9. If necessary, modify the story to make it more accessible to your pupils.
10. Find out if there are any rhymes or songs to reinforce the language introduce.
11. Decide follow-up activities to provide opportunities for pupils to use the language in
different contexts.

Once we have decided on the previous questions we can begin to plan a story-based

Planning story-based lessons.

There are many ways to plan a lesson. However, a predominantly oral lesson normally
follows quite a fixed plan with small variations. We may have for example:

Warm-up and review: informal chat to maintain rapport with our pupils.
We remind our pupils of what we did during the last lesson.
Presentation: both of the aims of the lessons and subsequently of the new
Practice: controlled stage.
Production: communicative stage.
Final rounding-up.


ABRAMS, M. H., ed.: (1993). The Norton anthology of English literature. London: W.
W. Norton. CURRENT-GARCFA, E. and P. WALTON, R.: (1 982). American short
stories. 4th ed. London: Scott, Foresman and Company
Dahl, Roald: Revolting Rhymes (Spanish version: Cuentos en verso para nios
Dakin, J. (1968): songs and Rhymes for the Teaching ofEng1ish. Hong Kong:
Longman. D.C.B. Madrid: M.E.C. 1989.
Dwyer, Anne (2003): 'I'm hungry', in English Teaching professional, 26. January 2003.
Ellis, G. & Brewster, J. (1991): Hand book for Primary Teachers. London: Penguin.
Encyclopaedia Britannica. Chicago: Enc. Brit. Inc. 1990.
Gower, R., Phillips, D. & Walters, S. (1995): Teaching Pracnce Handbook. London:
Grellq F. ( 198 | ): Developing Reading Skills. Cambridge: Cambridge University Press.
Harmer, Jeremy ( 1991 ): The Practice of English Language Teaching. London:
- ( 1998): How to Teach English. London: Longman.
Hedge, T. (1987): Using Readers in Language Teaching. London: Macmillan.
Hill, J. (1986): Using Literature in Language Teaching. London: Macmillan.

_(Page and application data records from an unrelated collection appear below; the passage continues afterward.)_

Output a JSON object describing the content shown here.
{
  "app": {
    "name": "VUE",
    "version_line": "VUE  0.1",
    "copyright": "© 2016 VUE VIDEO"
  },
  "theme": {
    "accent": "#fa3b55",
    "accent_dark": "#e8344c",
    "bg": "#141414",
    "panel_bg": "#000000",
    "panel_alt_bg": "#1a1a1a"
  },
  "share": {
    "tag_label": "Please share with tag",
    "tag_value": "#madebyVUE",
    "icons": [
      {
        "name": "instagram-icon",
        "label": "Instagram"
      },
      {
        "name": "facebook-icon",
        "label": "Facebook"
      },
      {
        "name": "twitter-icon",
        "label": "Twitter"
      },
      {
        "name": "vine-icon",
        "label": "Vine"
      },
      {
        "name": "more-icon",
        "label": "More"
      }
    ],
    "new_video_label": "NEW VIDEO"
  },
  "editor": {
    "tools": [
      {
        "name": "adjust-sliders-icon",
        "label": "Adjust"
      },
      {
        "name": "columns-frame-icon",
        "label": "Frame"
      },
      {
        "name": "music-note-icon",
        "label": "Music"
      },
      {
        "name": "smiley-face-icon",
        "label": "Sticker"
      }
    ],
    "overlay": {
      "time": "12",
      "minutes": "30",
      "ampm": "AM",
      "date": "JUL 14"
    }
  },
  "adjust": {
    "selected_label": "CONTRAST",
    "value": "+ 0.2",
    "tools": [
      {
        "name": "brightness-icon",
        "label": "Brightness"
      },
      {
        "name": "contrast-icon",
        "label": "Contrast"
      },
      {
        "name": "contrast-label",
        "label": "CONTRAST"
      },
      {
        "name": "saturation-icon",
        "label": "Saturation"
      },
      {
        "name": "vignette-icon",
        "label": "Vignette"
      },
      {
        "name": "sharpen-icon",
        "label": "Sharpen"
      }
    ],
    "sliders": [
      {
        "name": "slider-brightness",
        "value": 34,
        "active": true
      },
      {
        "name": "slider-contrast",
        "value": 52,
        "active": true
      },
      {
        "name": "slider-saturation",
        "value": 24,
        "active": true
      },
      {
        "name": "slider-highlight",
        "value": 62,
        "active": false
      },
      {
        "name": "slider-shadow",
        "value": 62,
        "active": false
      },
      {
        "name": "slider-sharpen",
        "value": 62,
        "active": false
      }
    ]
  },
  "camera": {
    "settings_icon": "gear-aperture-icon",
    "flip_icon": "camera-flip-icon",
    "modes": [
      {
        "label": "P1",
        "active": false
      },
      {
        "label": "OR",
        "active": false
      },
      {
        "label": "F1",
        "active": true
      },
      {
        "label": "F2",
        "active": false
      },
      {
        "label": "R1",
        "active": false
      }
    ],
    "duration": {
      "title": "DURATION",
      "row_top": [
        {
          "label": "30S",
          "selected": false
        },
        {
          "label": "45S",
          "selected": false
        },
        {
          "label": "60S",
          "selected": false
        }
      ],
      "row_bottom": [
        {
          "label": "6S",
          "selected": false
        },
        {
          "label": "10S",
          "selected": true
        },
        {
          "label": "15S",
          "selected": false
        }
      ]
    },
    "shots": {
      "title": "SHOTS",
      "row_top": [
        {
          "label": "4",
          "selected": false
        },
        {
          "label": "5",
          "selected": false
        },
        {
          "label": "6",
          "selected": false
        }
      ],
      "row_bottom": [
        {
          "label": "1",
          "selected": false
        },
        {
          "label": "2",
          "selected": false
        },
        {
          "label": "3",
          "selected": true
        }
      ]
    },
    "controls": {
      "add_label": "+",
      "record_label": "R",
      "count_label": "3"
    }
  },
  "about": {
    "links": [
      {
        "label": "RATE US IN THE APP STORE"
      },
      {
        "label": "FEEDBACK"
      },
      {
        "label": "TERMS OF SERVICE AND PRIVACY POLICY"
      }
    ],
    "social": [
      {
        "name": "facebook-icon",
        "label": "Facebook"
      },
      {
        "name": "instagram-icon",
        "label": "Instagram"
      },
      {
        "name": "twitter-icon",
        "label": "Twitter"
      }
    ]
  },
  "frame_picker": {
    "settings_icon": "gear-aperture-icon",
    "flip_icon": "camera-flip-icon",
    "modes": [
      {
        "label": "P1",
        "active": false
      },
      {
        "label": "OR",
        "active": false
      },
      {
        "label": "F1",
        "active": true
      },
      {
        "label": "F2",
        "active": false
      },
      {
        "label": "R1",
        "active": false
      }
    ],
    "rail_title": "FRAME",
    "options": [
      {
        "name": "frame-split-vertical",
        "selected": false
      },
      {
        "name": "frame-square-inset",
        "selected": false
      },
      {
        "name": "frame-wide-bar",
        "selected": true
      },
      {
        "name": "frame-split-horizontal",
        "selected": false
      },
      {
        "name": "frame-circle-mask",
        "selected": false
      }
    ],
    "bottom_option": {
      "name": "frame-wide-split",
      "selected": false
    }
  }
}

Khatib, Vicky (2002): 'Poetry for all', in English Teaching professional, 24. July 2002.
Kramsch, C. ( 1994): Context and Culture in Language Teaching. Oxford: Oxford
University Press.
Krashen, Stephen (1984): The Input Hypothesis. London: Longman.
Lamb, Charles & Lamb, Mary (1998): Cuentos de Shakespeare. Barcelona: GrijaIvoMondadori.
Lawday, Cathy ( 1998): Top Class 4. Oxford: Oxford University Press.
Lazar, G. (1999): A Window on Literature. Cambridge: Cambridge University Press.
McRae, J. (1994): Literature with a small London: Macmillan.
Nunan, D. ( 1991 ): Language Teaching Methodology. Hertfordshire: Prentice Hall.
Nuttall, Christine ( 1996): Teaching Reading Skills in a Foreign Language. Oxford:
Savater, Fernando (2002): La infancia recuperada. Madrid: Taurus.
SAMPSON, G.: (1970). The Concise Cambridge History of Engllish Literature. 3rd
ed., rev. and enl. by R. C. Cambridge: Cambridge University Press.
VV.AA. (1990): The Cambridge Guide to English Literature. Cambridge: C.U.P.
Williams, E. (1984): Reading in the Language Classroom. London: Macmillan.
Williams, Melanie (2002): 'Ready for readers?', in English Teaching professional, 25.
October 2002.